Start of DATA UNDER STUDY

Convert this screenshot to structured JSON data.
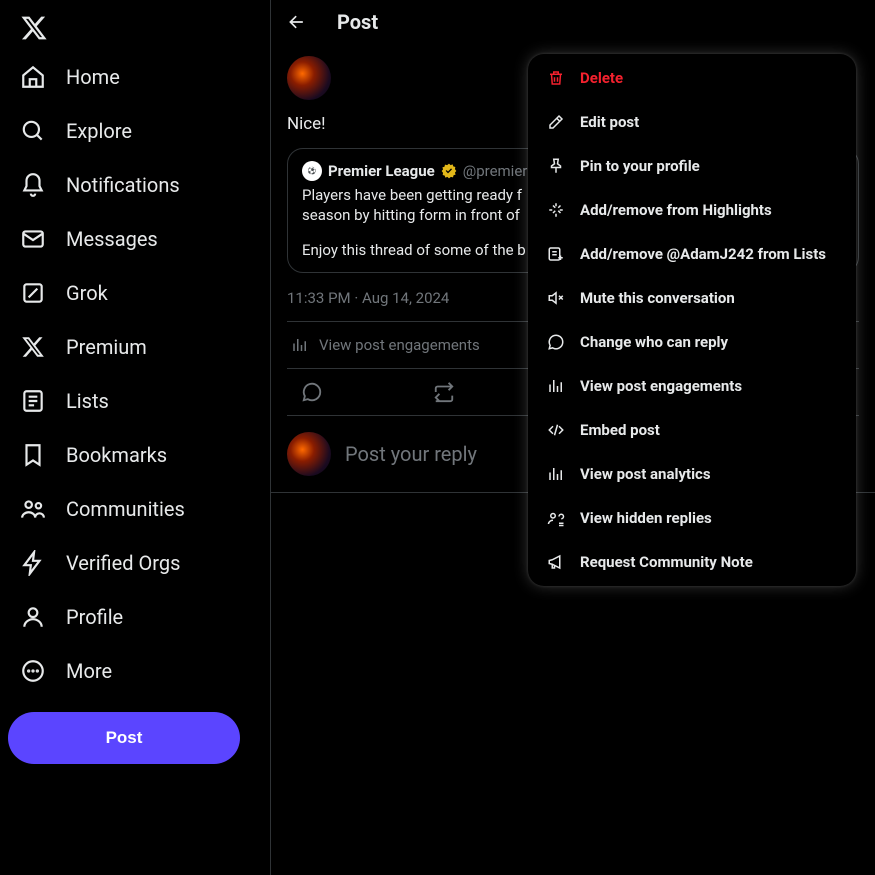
{
  "header": {
    "title": "Post"
  },
  "sidebar": {
    "items": [
      {
        "label": "Home"
      },
      {
        "label": "Explore"
      },
      {
        "label": "Notifications"
      },
      {
        "label": "Messages"
      },
      {
        "label": "Grok"
      },
      {
        "label": "Premium"
      },
      {
        "label": "Lists"
      },
      {
        "label": "Bookmarks"
      },
      {
        "label": "Communities"
      },
      {
        "label": "Verified Orgs"
      },
      {
        "label": "Profile"
      },
      {
        "label": "More"
      }
    ],
    "post_button": "Post"
  },
  "post": {
    "text": "Nice!",
    "timestamp": "11:33 PM · Aug 14, 2024",
    "view_engagements": "View post engagements",
    "quoted": {
      "name": "Premier League",
      "handle": "@premier",
      "avatar_badge": "PL",
      "line1": "Players have been getting ready f",
      "line2": "season by hitting form in front of",
      "line3": "Enjoy this thread of some of the b"
    }
  },
  "reply": {
    "placeholder": "Post your reply"
  },
  "menu": {
    "items": [
      {
        "label": "Delete",
        "danger": true
      },
      {
        "label": "Edit post"
      },
      {
        "label": "Pin to your profile"
      },
      {
        "label": "Add/remove from Highlights"
      },
      {
        "label": "Add/remove @AdamJ242 from Lists"
      },
      {
        "label": "Mute this conversation"
      },
      {
        "label": "Change who can reply"
      },
      {
        "label": "View post engagements"
      },
      {
        "label": "Embed post"
      },
      {
        "label": "View post analytics"
      },
      {
        "label": "View hidden replies"
      },
      {
        "label": "Request Community Note"
      }
    ]
  }
}
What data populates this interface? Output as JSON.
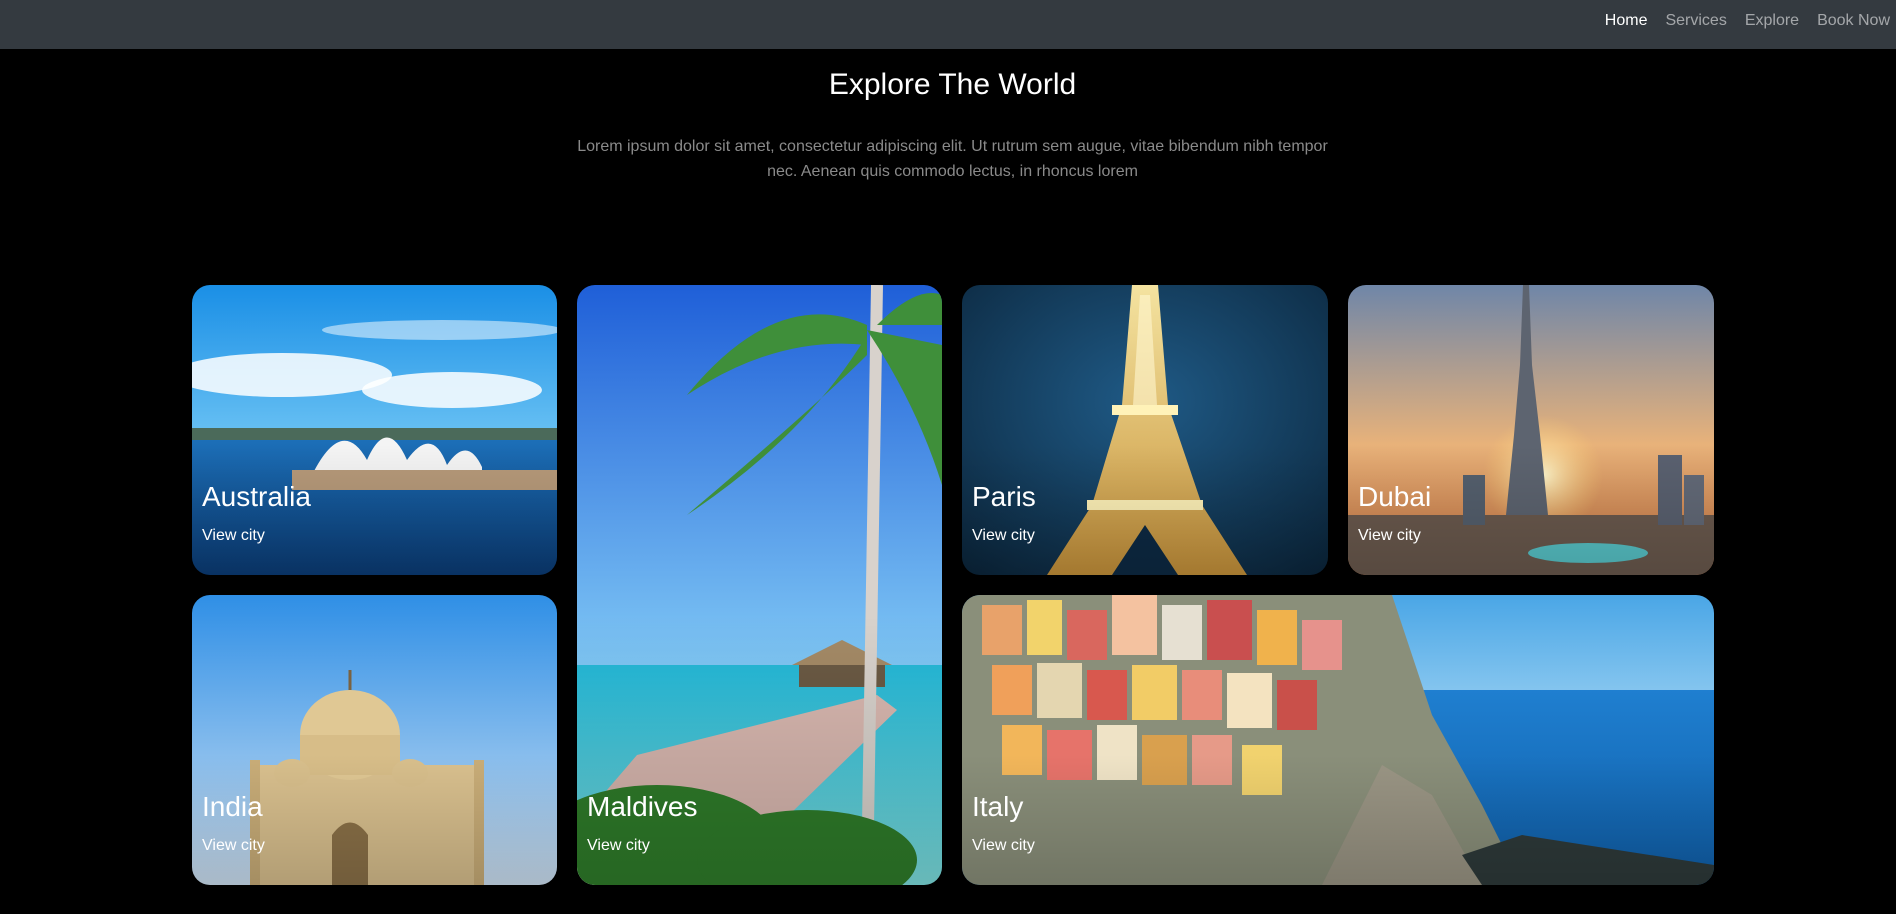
{
  "nav": {
    "items": [
      "Home",
      "Services",
      "Explore",
      "Book Now"
    ]
  },
  "hero": {
    "title": "Explore The World",
    "text": "Lorem ipsum dolor sit amet, consectetur adipiscing elit. Ut rutrum sem augue, vitae bibendum nibh tempor nec. Aenean quis commodo lectus, in rhoncus lorem"
  },
  "cards": [
    {
      "name": "Australia",
      "link": "View city"
    },
    {
      "name": "Maldives",
      "link": "View city"
    },
    {
      "name": "Paris",
      "link": "View city"
    },
    {
      "name": "Dubai",
      "link": "View city"
    },
    {
      "name": "India",
      "link": "View city"
    },
    {
      "name": "Italy",
      "link": "View city"
    }
  ],
  "colors": {
    "navbar_bg": "#343a40",
    "page_bg": "#000000"
  }
}
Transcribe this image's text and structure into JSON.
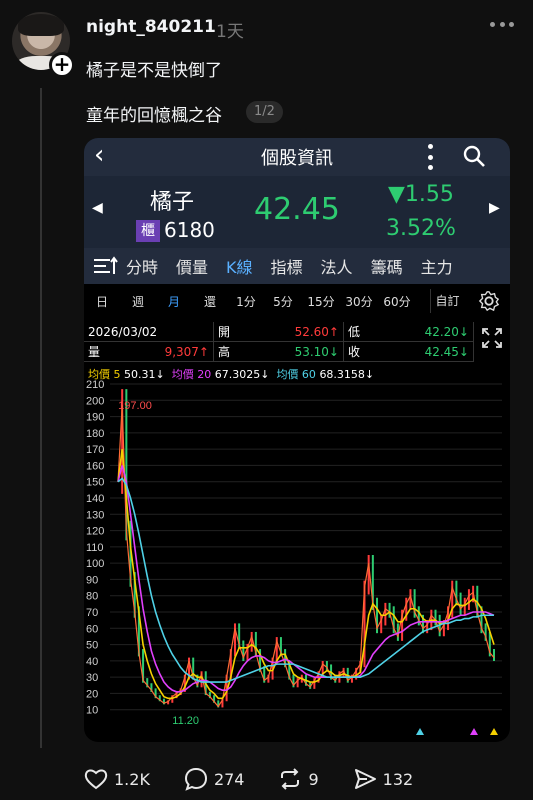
{
  "post": {
    "username": "night_840211",
    "time": "1天",
    "text": "橘子是不是快倒了",
    "album_title": "童年的回憶楓之谷",
    "page_indicator": "1/2"
  },
  "app": {
    "title": "個股資訊",
    "stock": {
      "name": "橘子",
      "market_badge": "櫃",
      "code": "6180",
      "price": "42.45",
      "change": "▼1.55",
      "change_pct": "3.52%"
    },
    "tabs": [
      "分時",
      "價量",
      "K線",
      "指標",
      "法人",
      "籌碼",
      "主力"
    ],
    "active_tab": "K線",
    "periods": [
      "日",
      "週",
      "月",
      "還",
      "1分",
      "5分",
      "15分",
      "30分",
      "60分"
    ],
    "active_period": "月",
    "custom_label": "自訂",
    "quote": {
      "date": "2026/03/02",
      "open_label": "開",
      "open": "52.60↑",
      "low_label": "低",
      "low": "42.20↓",
      "volume_label": "量",
      "volume": "9,307↑",
      "high_label": "高",
      "high": "53.10↓",
      "close_label": "收",
      "close": "42.45↓"
    },
    "ma": {
      "ma5_label": "均價 5",
      "ma5": "50.31↓",
      "ma20_label": "均價 20",
      "ma20": "67.3025↓",
      "ma60_label": "均價 60",
      "ma60": "68.3158↓"
    }
  },
  "colors": {
    "up": "#ff3b3b",
    "down": "#2ecc71",
    "ma5": "#f5d000",
    "ma20": "#e040fb",
    "ma60": "#4fd1e6",
    "accent": "#5ab0ff"
  },
  "chart_data": {
    "type": "line",
    "ylim": [
      0,
      210
    ],
    "y_ticks": [
      "210",
      "200",
      "190",
      "180",
      "170",
      "160",
      "150",
      "140",
      "130",
      "120",
      "110",
      "100",
      "90",
      "80",
      "70",
      "60",
      "50",
      "40",
      "30",
      "20",
      "10"
    ],
    "annotations": [
      {
        "text": "197.00",
        "value": 197
      },
      {
        "text": "11.20",
        "value": 11.2
      }
    ],
    "series": [
      {
        "values": [
          150,
          197,
          120,
          90,
          70,
          45,
          28,
          25,
          22,
          18,
          16,
          14,
          15,
          18,
          20,
          22,
          30,
          40,
          30,
          25,
          32,
          20,
          18,
          15,
          12,
          16,
          30,
          45,
          60,
          50,
          42,
          48,
          55,
          45,
          35,
          28,
          30,
          40,
          52,
          45,
          38,
          30,
          25,
          28,
          30,
          26,
          24,
          28,
          32,
          38,
          36,
          30,
          28,
          32,
          34,
          28,
          30,
          34,
          38,
          85,
          100,
          75,
          60,
          65,
          72,
          70,
          60,
          55,
          68,
          75,
          80,
          70,
          65,
          60,
          62,
          68,
          65,
          58,
          62,
          70,
          85,
          78,
          72,
          75,
          80,
          82,
          70,
          60,
          55,
          45,
          42
        ]
      },
      {
        "values": [
          150,
          170,
          140,
          110,
          90,
          70,
          50,
          40,
          32,
          26,
          22,
          18,
          17,
          17,
          18,
          20,
          24,
          30,
          32,
          30,
          30,
          26,
          22,
          20,
          17,
          17,
          21,
          30,
          42,
          48,
          48,
          48,
          50,
          48,
          44,
          38,
          34,
          34,
          40,
          44,
          44,
          38,
          32,
          30,
          29,
          28,
          27,
          27,
          28,
          32,
          34,
          33,
          31,
          31,
          32,
          31,
          30,
          31,
          33,
          50,
          68,
          75,
          72,
          68,
          68,
          70,
          68,
          64,
          64,
          68,
          72,
          72,
          70,
          66,
          64,
          65,
          65,
          63,
          63,
          65,
          72,
          75,
          74,
          74,
          76,
          78,
          76,
          72,
          66,
          58,
          50
        ]
      },
      {
        "values": [
          150,
          160,
          150,
          130,
          110,
          90,
          72,
          58,
          46,
          38,
          32,
          27,
          24,
          22,
          21,
          21,
          22,
          24,
          26,
          27,
          28,
          28,
          27,
          25,
          23,
          22,
          22,
          24,
          28,
          33,
          37,
          40,
          42,
          43,
          43,
          42,
          40,
          39,
          39,
          40,
          41,
          40,
          38,
          36,
          34,
          32,
          31,
          30,
          30,
          30,
          30,
          30,
          30,
          30,
          30,
          30,
          30,
          30,
          31,
          34,
          39,
          44,
          47,
          50,
          53,
          55,
          56,
          57,
          58,
          60,
          62,
          63,
          64,
          64,
          64,
          64,
          64,
          64,
          64,
          65,
          66,
          67,
          68,
          68,
          69,
          70,
          70,
          70,
          70,
          69,
          68
        ]
      },
      {
        "values": [
          150,
          152,
          148,
          140,
          130,
          118,
          105,
          92,
          80,
          70,
          62,
          55,
          49,
          44,
          40,
          36,
          33,
          31,
          29,
          28,
          27,
          27,
          27,
          27,
          27,
          27,
          27,
          28,
          29,
          30,
          31,
          32,
          33,
          34,
          35,
          36,
          37,
          37,
          38,
          38,
          38,
          38,
          38,
          37,
          36,
          35,
          34,
          33,
          32,
          31,
          30,
          30,
          30,
          30,
          30,
          30,
          30,
          30,
          30,
          31,
          32,
          34,
          36,
          38,
          40,
          42,
          44,
          46,
          48,
          50,
          52,
          54,
          56,
          58,
          59,
          60,
          61,
          62,
          63,
          63,
          64,
          65,
          65,
          66,
          66,
          67,
          67,
          68,
          68,
          68,
          68
        ]
      }
    ]
  }
}
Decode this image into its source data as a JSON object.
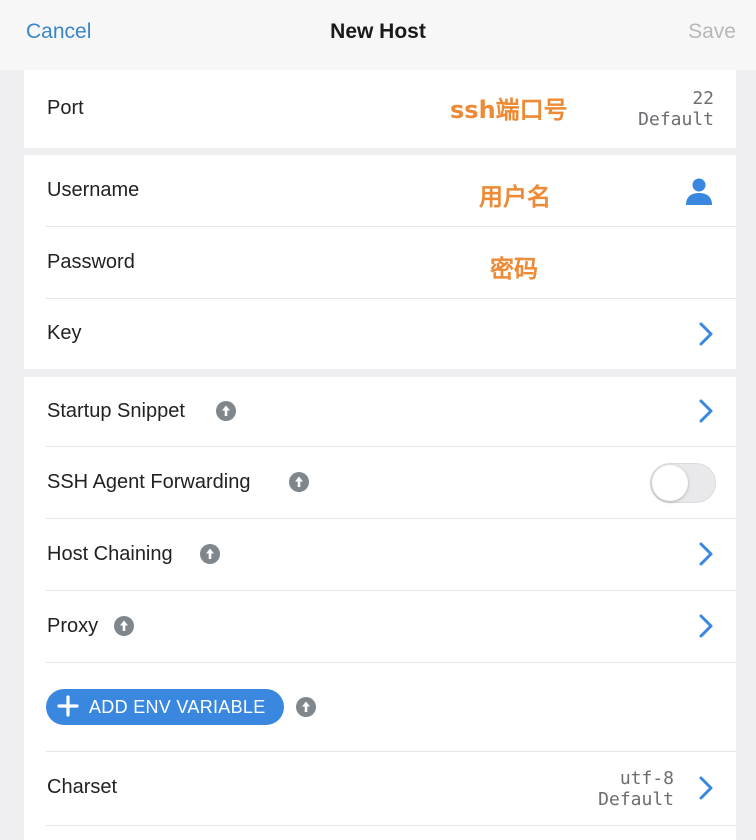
{
  "navbar": {
    "cancel_label": "Cancel",
    "title": "New Host",
    "save_label": "Save"
  },
  "port": {
    "label": "Port",
    "value": "22",
    "value_note": "Default",
    "annotation": "ssh端口号"
  },
  "credentials": {
    "username_label": "Username",
    "username_annotation": "用户名",
    "password_label": "Password",
    "password_annotation": "密码",
    "key_label": "Key"
  },
  "advanced": {
    "startup_snippet_label": "Startup Snippet",
    "agent_forwarding_label": "SSH Agent Forwarding",
    "agent_forwarding_on": false,
    "host_chaining_label": "Host Chaining",
    "proxy_label": "Proxy",
    "add_env_label": "ADD ENV VARIABLE",
    "charset_label": "Charset",
    "charset_value": "utf-8",
    "charset_note": "Default"
  },
  "colors": {
    "accent": "#3a87e0",
    "link": "#3b86c9",
    "annotation": "#ed8a35"
  },
  "icons": [
    "person-icon",
    "chevron-right-icon",
    "info-icon",
    "plus-icon"
  ]
}
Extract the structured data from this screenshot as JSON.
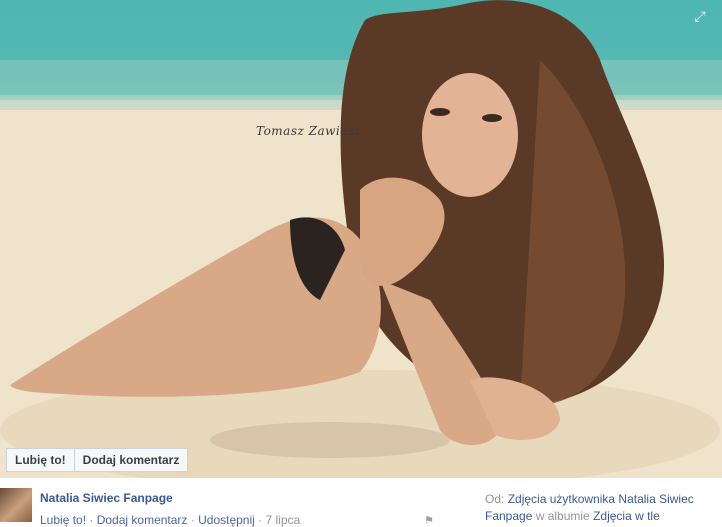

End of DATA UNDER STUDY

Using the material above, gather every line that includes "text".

_ANSWER FOR THIS EXERCISE_
    "text": "Nice!",
    "text": "Lorem ipsum dolor sit amet, consectetur adipiscing elit. Ut rutrum sem augue, vitae bibendum nibh tempor nec. Aenean quis commodo lectus, in rhoncus lorem"
Transcribe this image's text and structure into JSON.
    "text": "橘子是不是快倒了",
        "text": "197.00",
        "text": "11.20",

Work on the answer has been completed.